### [Your task]
Retype every entry below without pictures.

### [Data for processing]
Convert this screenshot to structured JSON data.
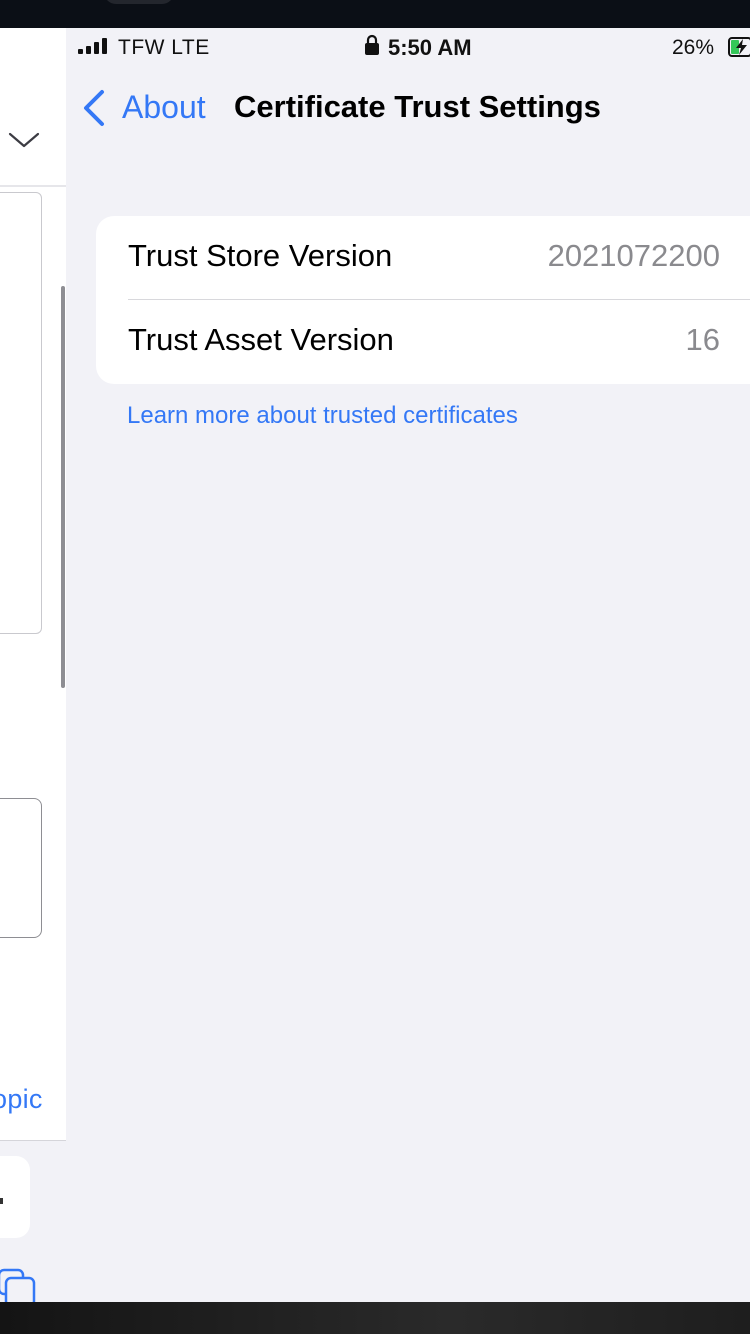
{
  "status_bar": {
    "carrier": "TFW  LTE",
    "time": "5:50 AM",
    "battery": "26%",
    "signal_icon": "signal-bars-icon",
    "lock_icon": "lock-icon",
    "battery_icon": "battery-charging-icon"
  },
  "nav": {
    "back_label": "About",
    "title": "Certificate Trust Settings"
  },
  "rows": [
    {
      "label": "Trust Store Version",
      "value": "2021072200"
    },
    {
      "label": "Trust Asset Version",
      "value": "16"
    }
  ],
  "link": "Learn more about trusted certificates",
  "background_app": {
    "partial_text": "opic"
  },
  "colors": {
    "accent": "#3478f6",
    "background": "#f2f2f7",
    "secondary_text": "#8a8a8e"
  }
}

### [Finished exercise]
Convert this screenshot to structured JSON data.
{
  "status_bar": {
    "carrier": "TFW  LTE",
    "time": "5:50 AM",
    "battery": "26%",
    "signal_icon": "signal-bars-icon",
    "lock_icon": "lock-icon",
    "battery_icon": "battery-charging-icon"
  },
  "nav": {
    "back_label": "About",
    "title": "Certificate Trust Settings"
  },
  "rows": [
    {
      "label": "Trust Store Version",
      "value": "2021072200"
    },
    {
      "label": "Trust Asset Version",
      "value": "16"
    }
  ],
  "link": "Learn more about trusted certificates",
  "background_app": {
    "partial_text": "opic"
  },
  "colors": {
    "accent": "#3478f6",
    "background": "#f2f2f7",
    "secondary_text": "#8a8a8e"
  }
}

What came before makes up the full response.